Problem to solve
Using the records below, filter for lines that contain the string "analysis" and copy them out.

[[ Record extracts open ]]

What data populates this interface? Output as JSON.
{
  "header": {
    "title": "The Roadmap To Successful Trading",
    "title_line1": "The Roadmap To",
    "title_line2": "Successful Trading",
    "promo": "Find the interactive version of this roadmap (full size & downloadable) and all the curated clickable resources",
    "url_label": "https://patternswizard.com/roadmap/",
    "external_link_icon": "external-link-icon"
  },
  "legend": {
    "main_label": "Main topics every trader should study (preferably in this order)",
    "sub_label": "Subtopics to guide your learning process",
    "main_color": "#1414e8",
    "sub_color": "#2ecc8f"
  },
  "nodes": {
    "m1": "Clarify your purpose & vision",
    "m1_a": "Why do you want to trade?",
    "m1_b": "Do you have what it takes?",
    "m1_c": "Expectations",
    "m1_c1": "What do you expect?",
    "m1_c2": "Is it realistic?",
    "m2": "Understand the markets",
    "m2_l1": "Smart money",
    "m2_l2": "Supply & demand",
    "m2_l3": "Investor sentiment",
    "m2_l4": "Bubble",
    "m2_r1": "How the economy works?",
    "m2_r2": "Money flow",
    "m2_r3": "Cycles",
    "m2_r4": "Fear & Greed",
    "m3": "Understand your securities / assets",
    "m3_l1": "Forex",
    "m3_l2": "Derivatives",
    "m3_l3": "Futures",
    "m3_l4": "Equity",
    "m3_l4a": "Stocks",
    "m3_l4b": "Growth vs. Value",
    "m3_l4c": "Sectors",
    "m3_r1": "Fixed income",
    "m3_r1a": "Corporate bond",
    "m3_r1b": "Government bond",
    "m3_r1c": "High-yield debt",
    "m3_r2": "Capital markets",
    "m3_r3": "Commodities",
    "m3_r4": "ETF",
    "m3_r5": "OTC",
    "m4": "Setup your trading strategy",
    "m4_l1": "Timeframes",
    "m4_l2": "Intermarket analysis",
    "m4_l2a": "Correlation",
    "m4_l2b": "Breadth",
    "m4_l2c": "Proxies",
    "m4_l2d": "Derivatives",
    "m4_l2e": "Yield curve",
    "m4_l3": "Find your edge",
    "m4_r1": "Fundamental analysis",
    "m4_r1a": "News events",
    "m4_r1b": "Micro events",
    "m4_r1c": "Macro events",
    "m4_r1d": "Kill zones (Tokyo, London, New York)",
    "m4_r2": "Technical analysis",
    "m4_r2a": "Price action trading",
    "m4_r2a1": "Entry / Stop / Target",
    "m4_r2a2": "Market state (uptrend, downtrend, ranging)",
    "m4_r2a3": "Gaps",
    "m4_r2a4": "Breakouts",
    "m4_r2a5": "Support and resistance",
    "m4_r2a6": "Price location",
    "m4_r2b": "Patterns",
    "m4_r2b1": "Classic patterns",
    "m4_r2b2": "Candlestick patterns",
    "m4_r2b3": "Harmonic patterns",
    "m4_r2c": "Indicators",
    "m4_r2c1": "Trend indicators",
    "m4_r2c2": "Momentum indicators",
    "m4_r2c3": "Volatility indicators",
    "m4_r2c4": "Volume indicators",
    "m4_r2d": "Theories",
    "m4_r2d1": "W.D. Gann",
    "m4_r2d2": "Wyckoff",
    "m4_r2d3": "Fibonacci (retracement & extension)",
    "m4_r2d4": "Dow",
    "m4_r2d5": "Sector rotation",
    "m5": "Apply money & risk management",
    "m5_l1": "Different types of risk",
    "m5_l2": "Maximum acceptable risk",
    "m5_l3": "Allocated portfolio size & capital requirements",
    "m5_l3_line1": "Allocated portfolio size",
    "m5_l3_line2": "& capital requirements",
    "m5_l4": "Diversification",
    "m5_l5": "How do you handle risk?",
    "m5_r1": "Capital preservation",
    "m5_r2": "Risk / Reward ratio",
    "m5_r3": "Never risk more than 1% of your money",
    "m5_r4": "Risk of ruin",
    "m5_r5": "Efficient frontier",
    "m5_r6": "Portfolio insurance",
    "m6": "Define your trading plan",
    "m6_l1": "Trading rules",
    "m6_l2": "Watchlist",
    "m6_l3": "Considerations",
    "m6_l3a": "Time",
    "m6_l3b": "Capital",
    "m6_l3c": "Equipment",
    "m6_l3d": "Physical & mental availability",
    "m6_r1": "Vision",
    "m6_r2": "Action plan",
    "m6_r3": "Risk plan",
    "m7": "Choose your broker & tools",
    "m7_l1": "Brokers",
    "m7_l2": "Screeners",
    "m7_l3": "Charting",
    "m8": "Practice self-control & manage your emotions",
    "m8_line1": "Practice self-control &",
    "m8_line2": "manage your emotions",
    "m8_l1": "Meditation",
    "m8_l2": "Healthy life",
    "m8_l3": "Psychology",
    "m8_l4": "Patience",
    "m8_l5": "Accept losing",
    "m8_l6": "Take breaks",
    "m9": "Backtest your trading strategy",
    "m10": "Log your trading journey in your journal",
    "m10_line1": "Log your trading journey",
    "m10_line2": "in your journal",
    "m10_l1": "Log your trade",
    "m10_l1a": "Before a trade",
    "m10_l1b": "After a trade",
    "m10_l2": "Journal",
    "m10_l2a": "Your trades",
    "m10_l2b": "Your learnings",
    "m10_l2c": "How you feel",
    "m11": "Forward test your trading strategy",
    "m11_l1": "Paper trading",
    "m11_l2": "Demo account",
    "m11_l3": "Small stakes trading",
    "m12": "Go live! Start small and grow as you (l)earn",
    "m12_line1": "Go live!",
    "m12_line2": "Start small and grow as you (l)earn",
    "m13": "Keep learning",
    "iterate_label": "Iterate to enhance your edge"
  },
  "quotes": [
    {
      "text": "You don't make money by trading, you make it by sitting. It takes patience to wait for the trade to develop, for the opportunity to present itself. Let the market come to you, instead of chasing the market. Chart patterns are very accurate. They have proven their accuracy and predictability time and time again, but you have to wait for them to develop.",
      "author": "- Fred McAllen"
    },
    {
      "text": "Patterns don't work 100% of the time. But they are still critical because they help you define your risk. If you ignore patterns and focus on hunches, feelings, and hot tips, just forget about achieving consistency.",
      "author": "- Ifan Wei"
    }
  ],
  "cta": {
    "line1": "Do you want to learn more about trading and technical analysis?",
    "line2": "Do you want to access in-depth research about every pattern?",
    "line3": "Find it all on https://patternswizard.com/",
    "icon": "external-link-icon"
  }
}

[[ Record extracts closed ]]

Answer below
    "m4_l2": "Intermarket analysis",
    "m4_r1": "Fundamental analysis",
    "m4_r2": "Technical analysis",
    "line1": "Do you want to learn more about trading and technical analysis?",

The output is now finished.